- _Material supplied_:

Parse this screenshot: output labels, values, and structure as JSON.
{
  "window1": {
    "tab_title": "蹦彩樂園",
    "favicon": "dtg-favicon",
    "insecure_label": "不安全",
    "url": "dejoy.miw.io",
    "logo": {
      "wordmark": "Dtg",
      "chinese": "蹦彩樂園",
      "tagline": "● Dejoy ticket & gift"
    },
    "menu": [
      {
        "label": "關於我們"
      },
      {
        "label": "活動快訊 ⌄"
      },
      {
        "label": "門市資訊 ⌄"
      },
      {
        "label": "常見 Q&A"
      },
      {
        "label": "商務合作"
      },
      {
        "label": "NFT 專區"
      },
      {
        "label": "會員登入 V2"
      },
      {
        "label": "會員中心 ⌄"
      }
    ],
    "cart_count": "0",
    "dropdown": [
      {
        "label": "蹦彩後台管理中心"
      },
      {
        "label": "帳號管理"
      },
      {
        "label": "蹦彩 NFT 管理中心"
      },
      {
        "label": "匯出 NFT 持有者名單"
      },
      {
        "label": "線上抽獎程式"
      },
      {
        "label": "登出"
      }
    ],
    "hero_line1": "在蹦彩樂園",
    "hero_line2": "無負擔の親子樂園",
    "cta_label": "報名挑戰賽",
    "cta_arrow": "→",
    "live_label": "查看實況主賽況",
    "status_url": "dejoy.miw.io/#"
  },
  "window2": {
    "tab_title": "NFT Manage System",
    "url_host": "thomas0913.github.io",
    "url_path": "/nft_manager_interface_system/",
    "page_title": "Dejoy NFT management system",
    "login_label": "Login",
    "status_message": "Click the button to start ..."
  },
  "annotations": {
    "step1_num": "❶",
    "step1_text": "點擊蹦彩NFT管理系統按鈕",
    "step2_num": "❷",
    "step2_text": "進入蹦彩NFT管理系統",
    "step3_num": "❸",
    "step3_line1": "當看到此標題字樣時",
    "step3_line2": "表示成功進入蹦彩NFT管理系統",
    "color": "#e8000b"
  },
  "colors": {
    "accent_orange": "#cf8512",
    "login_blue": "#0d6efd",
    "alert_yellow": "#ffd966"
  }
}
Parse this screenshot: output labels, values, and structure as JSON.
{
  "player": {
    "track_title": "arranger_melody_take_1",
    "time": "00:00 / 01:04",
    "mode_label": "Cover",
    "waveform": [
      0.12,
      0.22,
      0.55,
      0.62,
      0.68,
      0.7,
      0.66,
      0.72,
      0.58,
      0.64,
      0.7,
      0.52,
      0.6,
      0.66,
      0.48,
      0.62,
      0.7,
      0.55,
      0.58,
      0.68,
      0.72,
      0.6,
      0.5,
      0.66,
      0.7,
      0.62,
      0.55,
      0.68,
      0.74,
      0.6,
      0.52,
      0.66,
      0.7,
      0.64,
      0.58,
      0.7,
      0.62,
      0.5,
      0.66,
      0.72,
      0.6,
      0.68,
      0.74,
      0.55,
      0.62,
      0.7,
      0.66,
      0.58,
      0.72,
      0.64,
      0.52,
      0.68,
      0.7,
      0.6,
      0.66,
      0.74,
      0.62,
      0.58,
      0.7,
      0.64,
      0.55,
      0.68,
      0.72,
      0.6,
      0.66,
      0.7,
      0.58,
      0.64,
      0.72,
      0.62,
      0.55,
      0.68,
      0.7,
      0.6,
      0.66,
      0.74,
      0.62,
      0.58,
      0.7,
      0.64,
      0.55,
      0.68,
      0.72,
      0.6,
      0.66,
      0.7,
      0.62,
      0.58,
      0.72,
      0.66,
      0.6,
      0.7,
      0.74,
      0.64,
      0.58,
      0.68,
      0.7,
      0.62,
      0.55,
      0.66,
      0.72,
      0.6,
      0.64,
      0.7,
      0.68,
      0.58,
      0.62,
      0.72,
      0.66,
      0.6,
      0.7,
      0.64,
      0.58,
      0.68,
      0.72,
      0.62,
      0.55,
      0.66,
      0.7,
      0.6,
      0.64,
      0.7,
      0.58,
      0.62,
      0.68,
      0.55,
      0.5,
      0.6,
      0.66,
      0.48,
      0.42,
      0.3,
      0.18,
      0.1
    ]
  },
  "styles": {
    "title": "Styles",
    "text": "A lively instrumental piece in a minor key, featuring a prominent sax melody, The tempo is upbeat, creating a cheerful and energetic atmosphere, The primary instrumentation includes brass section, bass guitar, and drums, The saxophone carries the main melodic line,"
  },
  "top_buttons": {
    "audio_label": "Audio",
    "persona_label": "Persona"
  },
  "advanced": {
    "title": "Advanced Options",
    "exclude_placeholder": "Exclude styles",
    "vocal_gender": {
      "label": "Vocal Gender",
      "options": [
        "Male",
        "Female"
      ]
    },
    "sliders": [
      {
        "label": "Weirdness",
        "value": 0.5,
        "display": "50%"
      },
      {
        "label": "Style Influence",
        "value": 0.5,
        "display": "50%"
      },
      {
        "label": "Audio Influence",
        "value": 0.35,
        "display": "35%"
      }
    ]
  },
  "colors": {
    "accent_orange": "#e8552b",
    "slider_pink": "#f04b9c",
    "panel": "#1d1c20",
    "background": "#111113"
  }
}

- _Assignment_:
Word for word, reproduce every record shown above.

- _Your response_:
Parse this screenshot: output labels, values, and structure as JSON.
{
  "window1": {
    "tab_title": "蹦彩樂園",
    "favicon": "dtg-favicon",
    "insecure_label": "不安全",
    "url": "dejoy.miw.io",
    "logo": {
      "wordmark": "Dtg",
      "chinese": "蹦彩樂園",
      "tagline": "● Dejoy ticket & gift"
    },
    "menu": [
      {
        "label": "關於我們"
      },
      {
        "label": "活動快訊 ⌄"
      },
      {
        "label": "門市資訊 ⌄"
      },
      {
        "label": "常見 Q&A"
      },
      {
        "label": "商務合作"
      },
      {
        "label": "NFT 專區"
      },
      {
        "label": "會員登入 V2"
      },
      {
        "label": "會員中心 ⌄"
      }
    ],
    "cart_count": "0",
    "dropdown": [
      {
        "label": "蹦彩後台管理中心"
      },
      {
        "label": "帳號管理"
      },
      {
        "label": "蹦彩 NFT 管理中心"
      },
      {
        "label": "匯出 NFT 持有者名單"
      },
      {
        "label": "線上抽獎程式"
      },
      {
        "label": "登出"
      }
    ],
    "hero_line1": "在蹦彩樂園",
    "hero_line2": "無負擔の親子樂園",
    "cta_label": "報名挑戰賽",
    "cta_arrow": "→",
    "live_label": "查看實況主賽況",
    "status_url": "dejoy.miw.io/#"
  },
  "window2": {
    "tab_title": "NFT Manage System",
    "url_host": "thomas0913.github.io",
    "url_path": "/nft_manager_interface_system/",
    "page_title": "Dejoy NFT management system",
    "login_label": "Login",
    "status_message": "Click the button to start ..."
  },
  "annotations": {
    "step1_num": "❶",
    "step1_text": "點擊蹦彩NFT管理系統按鈕",
    "step2_num": "❷",
    "step2_text": "進入蹦彩NFT管理系統",
    "step3_num": "❸",
    "step3_line1": "當看到此標題字樣時",
    "step3_line2": "表示成功進入蹦彩NFT管理系統",
    "color": "#e8000b"
  },
  "colors": {
    "accent_orange": "#cf8512",
    "login_blue": "#0d6efd",
    "alert_yellow": "#ffd966"
  }
}
Parse this screenshot: output labels, values, and structure as JSON.
{
  "player": {
    "track_title": "arranger_melody_take_1",
    "time": "00:00 / 01:04",
    "mode_label": "Cover",
    "waveform": [
      0.12,
      0.22,
      0.55,
      0.62,
      0.68,
      0.7,
      0.66,
      0.72,
      0.58,
      0.64,
      0.7,
      0.52,
      0.6,
      0.66,
      0.48,
      0.62,
      0.7,
      0.55,
      0.58,
      0.68,
      0.72,
      0.6,
      0.5,
      0.66,
      0.7,
      0.62,
      0.55,
      0.68,
      0.74,
      0.6,
      0.52,
      0.66,
      0.7,
      0.64,
      0.58,
      0.7,
      0.62,
      0.5,
      0.66,
      0.72,
      0.6,
      0.68,
      0.74,
      0.55,
      0.62,
      0.7,
      0.66,
      0.58,
      0.72,
      0.64,
      0.52,
      0.68,
      0.7,
      0.6,
      0.66,
      0.74,
      0.62,
      0.58,
      0.7,
      0.64,
      0.55,
      0.68,
      0.72,
      0.6,
      0.66,
      0.7,
      0.58,
      0.64,
      0.72,
      0.62,
      0.55,
      0.68,
      0.7,
      0.6,
      0.66,
      0.74,
      0.62,
      0.58,
      0.7,
      0.64,
      0.55,
      0.68,
      0.72,
      0.6,
      0.66,
      0.7,
      0.62,
      0.58,
      0.72,
      0.66,
      0.6,
      0.7,
      0.74,
      0.64,
      0.58,
      0.68,
      0.7,
      0.62,
      0.55,
      0.66,
      0.72,
      0.6,
      0.64,
      0.7,
      0.68,
      0.58,
      0.62,
      0.72,
      0.66,
      0.6,
      0.7,
      0.64,
      0.58,
      0.68,
      0.72,
      0.62,
      0.55,
      0.66,
      0.7,
      0.6,
      0.64,
      0.7,
      0.58,
      0.62,
      0.68,
      0.55,
      0.5,
      0.6,
      0.66,
      0.48,
      0.42,
      0.3,
      0.18,
      0.1
    ]
  },
  "styles": {
    "title": "Styles",
    "text": "A lively instrumental piece in a minor key, featuring a prominent sax melody, The tempo is upbeat, creating a cheerful and energetic atmosphere, The primary instrumentation includes brass section, bass guitar, and drums, The saxophone carries the main melodic line,"
  },
  "top_buttons": {
    "audio_label": "Audio",
    "persona_label": "Persona"
  },
  "advanced": {
    "title": "Advanced Options",
    "exclude_placeholder": "Exclude styles",
    "vocal_gender": {
      "label": "Vocal Gender",
      "options": [
        "Male",
        "Female"
      ]
    },
    "sliders": [
      {
        "label": "Weirdness",
        "value": 0.5,
        "display": "50%"
      },
      {
        "label": "Style Influence",
        "value": 0.5,
        "display": "50%"
      },
      {
        "label": "Audio Influence",
        "value": 0.35,
        "display": "35%"
      }
    ]
  },
  "colors": {
    "accent_orange": "#e8552b",
    "slider_pink": "#f04b9c",
    "panel": "#1d1c20",
    "background": "#111113"
  }
}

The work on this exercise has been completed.